Saturday, February 9, 2013... CPS again a no-show at the monthly Facilities Task Force hearing

The Chicago Educational Facilities Task Force (CEFTF) held their second meeting of 2013 on Saturday, February 9, 2013, from 10 am -12 noon at the Chicago Embassy Church on 5848 S. Princeton in the Englewood community. Once again, no representative from the Chicago Public Schools showed up.

Ronald Jackson testifies at the February 9 hearing held by the Chicago Education Facilities Task Force while members of the Task Force listen. Although the Task Force had scheduled the meeting to last two hours, the large number of people who asked to speak led to the meeting continuing through three and a half hours. Substance photo by Jeremy Peters.Some at the meeting speculated that perhaps CPS officials were too busy trying to contain public outrage against the coming wave of school closures at the Rock Island Community Engagement hearing, which was scheduled at the same time. Had they cared enough to show up, they might have been able to make note of all the ways that CPS has been derelict in its obligation to support our neighborhood public schools. Prior to the appointment of Barbara Byrd-Bennett as "Chief Executive Officer" of Chicago Public Schools, the CPS representative on the Task Force had regularly attended.

The nine-member panel that represented the task force consisted of State Representatives Esther Golar and Cynthia Soto, along with representatives from the Chicago Coalition for the Homeless, the Chicago Principal and Administrators Association, the Chicago Teachers Union, and Blocks Together. There were close to a hundred people in attendance, of which close to sixty people signed up to testify about the conditions of their school facilities.

One person after another gave heart-wrenching accounts of strong community support for neighborhood schools that were showing real improvement despite real neglect of facilities by central office. Most of the common needs voiced by the endless parade of testimony included the need for air conditioning during the summer, adequate bathrooms, access to technology, adequate physical education facilities, and law-mandated space for students with special needs. All of the testimonies disputed the report of the recent "Commission on School Utilization." The Commission had been appointed by Byrd-Bennett after she successfully lobbied the General Assembly to give her extra time to provide Chicago with a list of schools to be closed this year. The original deadline was December 1, but that was extended until March 31. A deadline of January 1 for a ten-year facilities plan was also extended for Byrd Bennett -- to June 1.

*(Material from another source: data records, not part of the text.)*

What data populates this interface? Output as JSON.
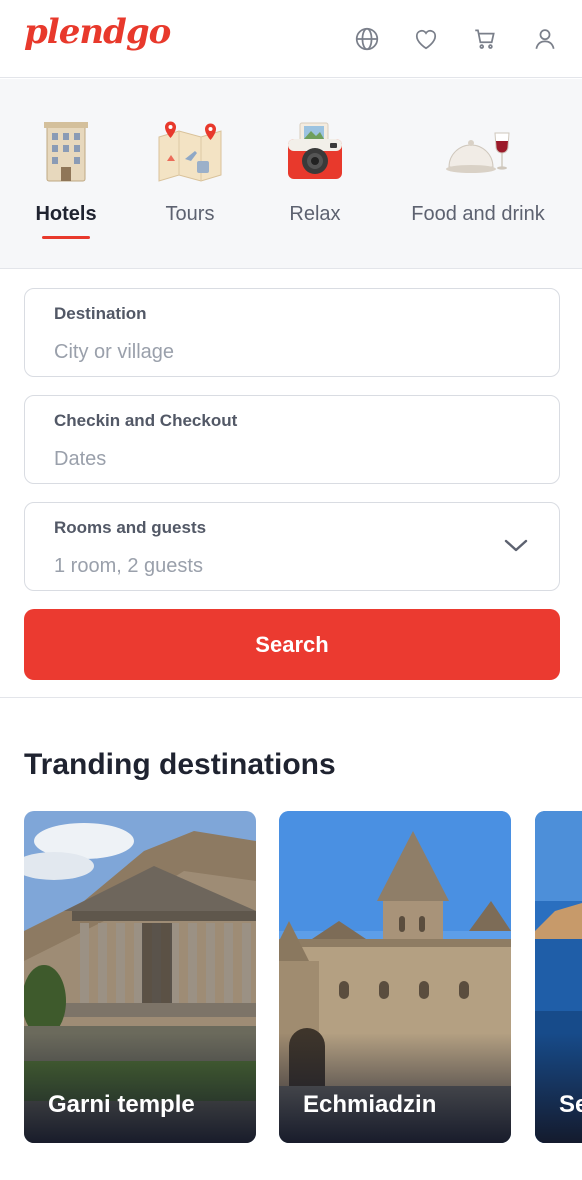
{
  "brand": {
    "logo_text": "plendgo",
    "accent": "#eb3a30"
  },
  "header": {
    "icons": [
      "globe-icon",
      "heart-icon",
      "cart-icon",
      "user-icon"
    ]
  },
  "categories": {
    "active": "Hotels",
    "items": [
      {
        "label": "Hotels",
        "icon": "hotel-building-icon"
      },
      {
        "label": "Tours",
        "icon": "tour-map-icon"
      },
      {
        "label": "Relax",
        "icon": "camera-icon"
      },
      {
        "label": "Food and drink",
        "icon": "food-cloche-icon"
      }
    ]
  },
  "search_form": {
    "destination": {
      "label": "Destination",
      "placeholder": "City or village"
    },
    "dates": {
      "label": "Checkin and Checkout",
      "placeholder": "Dates"
    },
    "rooms": {
      "label": "Rooms and guests",
      "value": "1 room, 2 guests"
    },
    "submit_label": "Search"
  },
  "trending": {
    "title": "Tranding destinations",
    "cards": [
      {
        "name": "Garni temple"
      },
      {
        "name": "Echmiadzin"
      },
      {
        "name": "Se"
      }
    ]
  }
}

Public testimony on February 9 challenged the Commission report's findings on their neighborhood school, arguing that storage rooms, basements, and utility rooms were counted as instructional space, which affected their school's utilization rating. They also complained of crowded special education classrooms, which were also overlooked by the utilization report.

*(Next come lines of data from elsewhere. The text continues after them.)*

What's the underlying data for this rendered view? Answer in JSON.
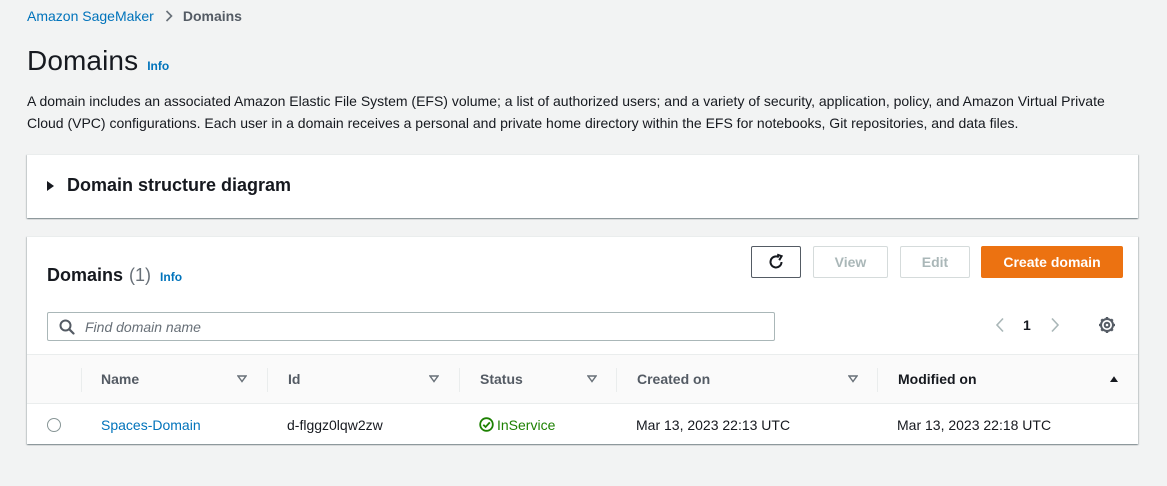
{
  "breadcrumb": {
    "root": "Amazon SageMaker",
    "current": "Domains"
  },
  "page": {
    "title": "Domains",
    "info": "Info",
    "description": "A domain includes an associated Amazon Elastic File System (EFS) volume; a list of authorized users; and a variety of security, application, policy, and Amazon Virtual Private Cloud (VPC) configurations. Each user in a domain receives a personal and private home directory within the EFS for notebooks, Git repositories, and data files."
  },
  "diagram_panel": {
    "title": "Domain structure diagram",
    "expanded": false
  },
  "domains_panel": {
    "title": "Domains",
    "count": "(1)",
    "info": "Info",
    "buttons": {
      "refresh_icon": "refresh-icon",
      "view": "View",
      "edit": "Edit",
      "create": "Create domain"
    },
    "search": {
      "placeholder": "Find domain name",
      "value": ""
    },
    "pagination": {
      "current_page": "1"
    },
    "columns": [
      {
        "label": "Name",
        "sort": "none"
      },
      {
        "label": "Id",
        "sort": "none"
      },
      {
        "label": "Status",
        "sort": "none"
      },
      {
        "label": "Created on",
        "sort": "none"
      },
      {
        "label": "Modified on",
        "sort": "ascending"
      }
    ],
    "rows": [
      {
        "name": "Spaces-Domain",
        "id": "d-flggz0lqw2zw",
        "status": "InService",
        "created_on": "Mar 13, 2023 22:13 UTC",
        "modified_on": "Mar 13, 2023 22:18 UTC",
        "selected": false
      }
    ]
  },
  "colors": {
    "link": "#0073bb",
    "primary_button": "#ec7211",
    "status_success": "#1d8102",
    "background": "#f2f3f3"
  }
}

The community testimonies were so detailed and impassioned that the panel had to group them by school to make the process more efficient. Even still, the number of testimonies ran so long that the two-hour hearing lasted three and half hours. Unlike the "hearings" being conducted by CPS in the Networks, officials did not cut off speakers or force them into focus groups, but listened and kept a record of every person who spoke.

Several conclusions became apparent by the end of this hearing.

First, CPS clearly does not care about working with communities to develop real neighborhood schools that strengthen the surrounding communities.

The second conclusion that became apparent is that CPS is apparently not making good on its promise to the State of Illinois to provide a comprehensive ten year facilities plan. No principals or Local School Council leaders that attended this meeting had ever received a survey that CPS had allegedly administered in November, and then again in January. This survey is being administered in order to gather input from neighborhood schools and their communities, and incorporated into the ten year facilities plan. Principals and LSC chairs have until February 28th to submit their survey of facilities needs at .

Each school is entitled to only one survey. Therefore, only the first survey from each school will be accepted!

The third conclusion that became apparent is that the "second Saturday" monthly Facilities Taskforce hearings are the only real public forum that citizens in Chicago can actually be heard on issues affecting their public schools.

More community members, parents, teachers, and administrators need to attend these meetings. Invite your aldermen and use this forum as a space to push for a democratically elected school board.

The next meeting will be held Saturday March 9th, 2013 from 10am-12pm at Humboldt Park Library, 1605 N. Troy.


February 11, 2013 at 8:51 PM

By: Jean R Schwab

CPS not listening...

Of course CPS is not listening because we live in an anti-life culture where the voice of the people is not important.

Add your own comment (all fields are necessary)

Substance readers:

You must give your first name and last name under "Name" when you post a comment at We are not operating a blog and do not allow anonymous or pseudonymous comments. Our readers deserve to know who is commenting, just as they deserve to know the source of our news reports and analysis.

Please respect this, and also provide us with an accurate e-mail address.

Thank you,

The Editors of Substance

Your Name

Your Email

What's your comment about?

Your Comment

Please answer this to prove you're not a robot:

5 + 1 =